Pros: my boss was very positive and trusted me with the office work
Cons: it was only a summer job
It was a summer job. My supervisor was great and I was always productive and had work to do. The co- workers were positive, and the most enjoyable part of the job was running the office as my supervisor was out some of the time in meetings. The environment was overall interesting because I learned the behind the scenes work of the office and all the things that go into the annual events.
Community Events Assistant (Current Employee), Toronto, ON – January 26, 2013
Pros: downtown, great people, great values, opportunities to work with other departments
Cons: small confined space, little personal connection

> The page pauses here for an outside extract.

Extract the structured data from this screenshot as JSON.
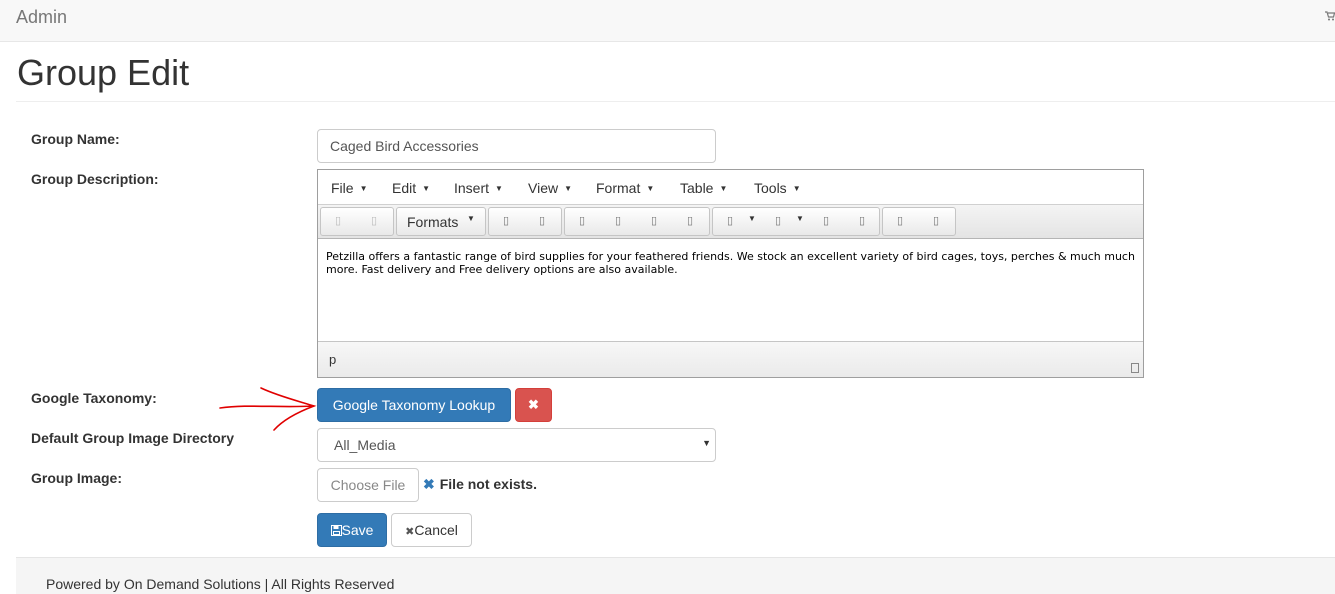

Working at the Canadian Diabetes Association has been an amazing experience. On an average day, I would come in and prepare packages to be sent out to various health fair locations. I would also send out – more... volunteer reminders for the week. I would then enter in events into the Onyx database, and follow up with volunteers via email. In addition, there is usually something at the office to sort or do at the drop of a hat, like visit one of our health fairs, a meeting, or helping out one of the coordinators with whatever project they're working on. I mostly worked under the Community Events Coordinator, as well as aiding the Public Programs and Service Coordinator when needed. I feel welcomed here, even if I may not have a lot in common with my fellow employees, I always look forward to coming in. In my opinion, the hardest part of my day is trying to time what I need to do throughout the day. Working in the events industry, you're never sure as to what will happen in your day. My favourite part of this job has to be the amazing opportunities I can be a part of. I've learnt a lot about myself in this position as well as learning how a large not-for-profit organization works. – less